§ AIM OF THE EXERCISE:
Exactly as written, set down each line of the data below except its pictures.

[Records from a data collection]
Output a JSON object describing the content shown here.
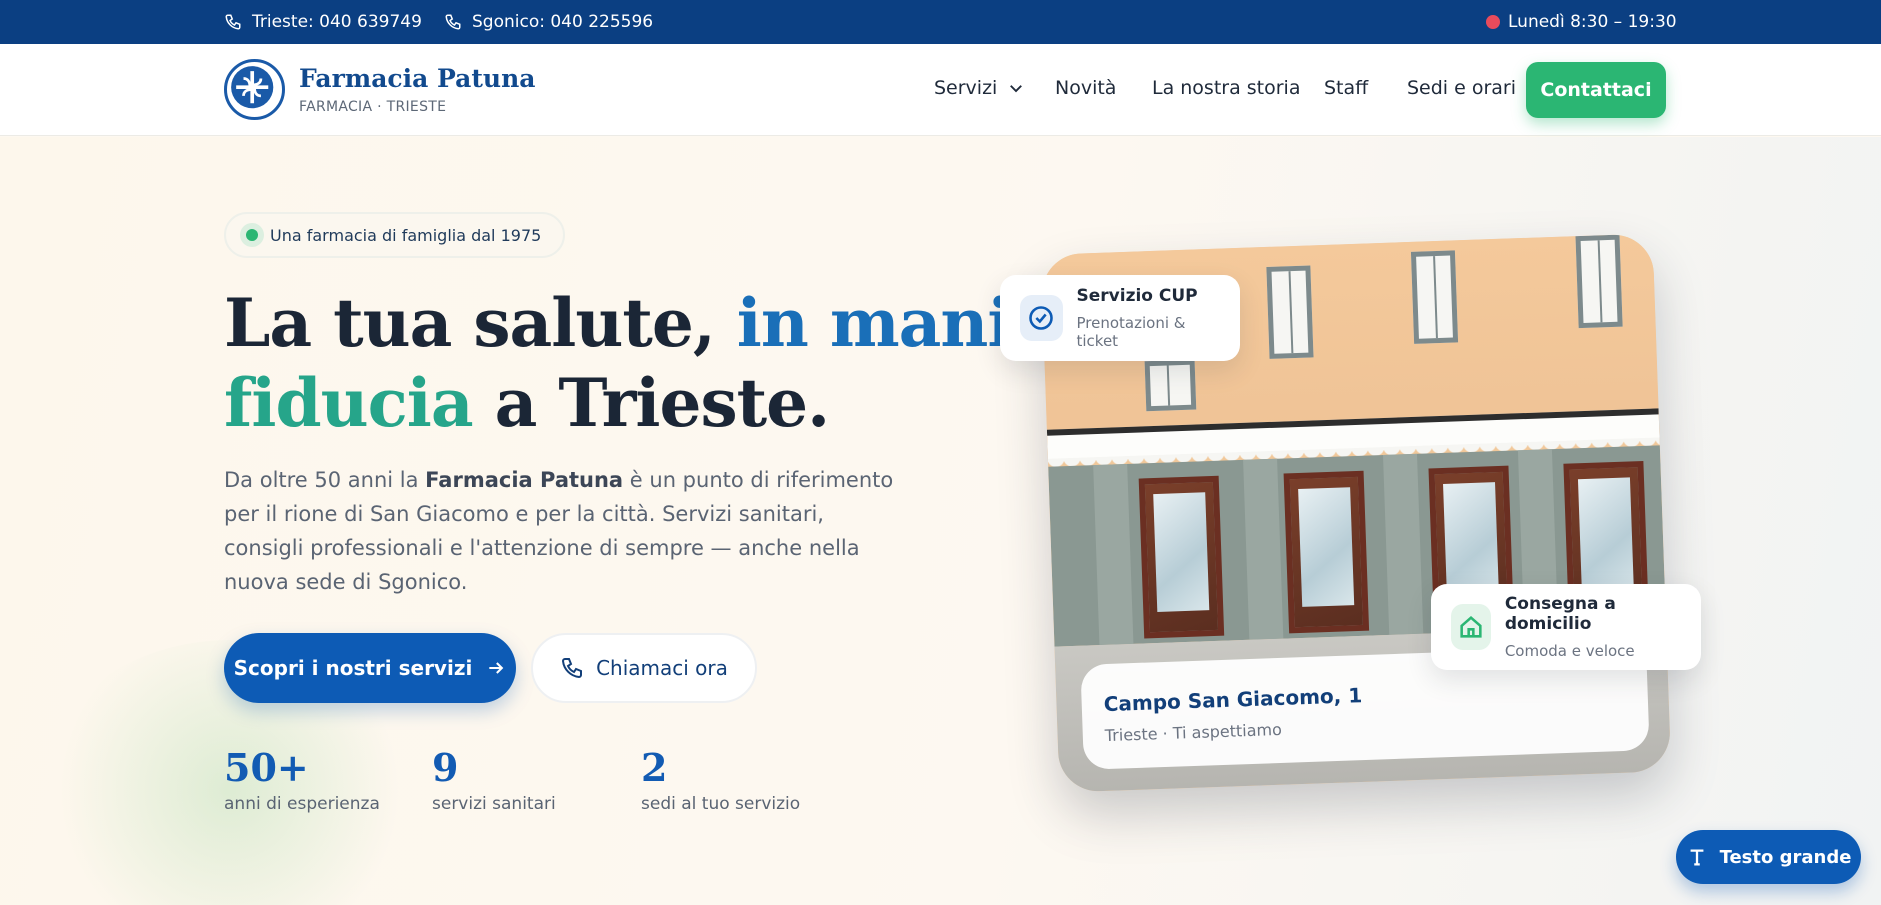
{
  "topbar": {
    "phone1": "Trieste: 040 639749",
    "phone2": "Sgonico: 040 225596",
    "hours": "Lunedì 8:30 – 19:30"
  },
  "brand": {
    "name": "Farmacia Patuna",
    "tagline": "FARMACIA · TRIESTE"
  },
  "nav": {
    "items": [
      "Servizi",
      "Novità",
      "La nostra storia",
      "Staff",
      "Sedi e orari"
    ],
    "cta": "Contattaci"
  },
  "hero": {
    "badge": "Una farmacia di famiglia dal 1975",
    "title_a": "La tua salute, ",
    "title_b": "in mani di",
    "title_c": "fiducia",
    "title_d": " a Trieste.",
    "lead_a": "Da oltre 50 anni la ",
    "lead_b": "Farmacia Patuna",
    "lead_c": " è un punto di riferimento per il rione di San Giacomo e per la città. Servizi sanitari, consigli professionali e l'attenzione di sempre — anche nella nuova sede di Sgonico.",
    "primary_btn": "Scopri i nostri servizi",
    "secondary_btn": "Chiamaci ora"
  },
  "stats": [
    {
      "value": "50+",
      "label": "anni di esperienza"
    },
    {
      "value": "9",
      "label": "servizi sanitari"
    },
    {
      "value": "2",
      "label": "sedi al tuo servizio"
    }
  ],
  "photo": {
    "address_title": "Campo San Giacomo, 1",
    "address_sub": "Trieste · Ti aspettiamo"
  },
  "cards": {
    "cup_title": "Servizio CUP",
    "cup_sub": "Prenotazioni & ticket",
    "delivery_title": "Consegna a domicilio",
    "delivery_sub": "Comoda e veloce"
  },
  "accessibility": {
    "text_size_btn": "Testo grande"
  },
  "colors": {
    "topbar": "#0b3f82",
    "primary": "#0d5bb5",
    "accent_green": "#2bb673",
    "teal": "#26a58a"
  }
}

§ TASK SOLUTION:
Output a JSON object describing the content shown here.
{
  "topbar": {
    "phone1": "Trieste: 040 639749",
    "phone2": "Sgonico: 040 225596",
    "hours": "Lunedì 8:30 – 19:30"
  },
  "brand": {
    "name": "Farmacia Patuna",
    "tagline": "FARMACIA · TRIESTE"
  },
  "nav": {
    "items": [
      "Servizi",
      "Novità",
      "La nostra storia",
      "Staff",
      "Sedi e orari"
    ],
    "cta": "Contattaci"
  },
  "hero": {
    "badge": "Una farmacia di famiglia dal 1975",
    "title_a": "La tua salute, ",
    "title_b": "in mani di",
    "title_c": "fiducia",
    "title_d": " a Trieste.",
    "lead_a": "Da oltre 50 anni la ",
    "lead_b": "Farmacia Patuna",
    "lead_c": " è un punto di riferimento per il rione di San Giacomo e per la città. Servizi sanitari, consigli professionali e l'attenzione di sempre — anche nella nuova sede di Sgonico.",
    "primary_btn": "Scopri i nostri servizi",
    "secondary_btn": "Chiamaci ora"
  },
  "stats": [
    {
      "value": "50+",
      "label": "anni di esperienza"
    },
    {
      "value": "9",
      "label": "servizi sanitari"
    },
    {
      "value": "2",
      "label": "sedi al tuo servizio"
    }
  ],
  "photo": {
    "address_title": "Campo San Giacomo, 1",
    "address_sub": "Trieste · Ti aspettiamo"
  },
  "cards": {
    "cup_title": "Servizio CUP",
    "cup_sub": "Prenotazioni & ticket",
    "delivery_title": "Consegna a domicilio",
    "delivery_sub": "Comoda e veloce"
  },
  "accessibility": {
    "text_size_btn": "Testo grande"
  },
  "colors": {
    "topbar": "#0b3f82",
    "primary": "#0d5bb5",
    "accent_green": "#2bb673",
    "teal": "#26a58a"
  }
}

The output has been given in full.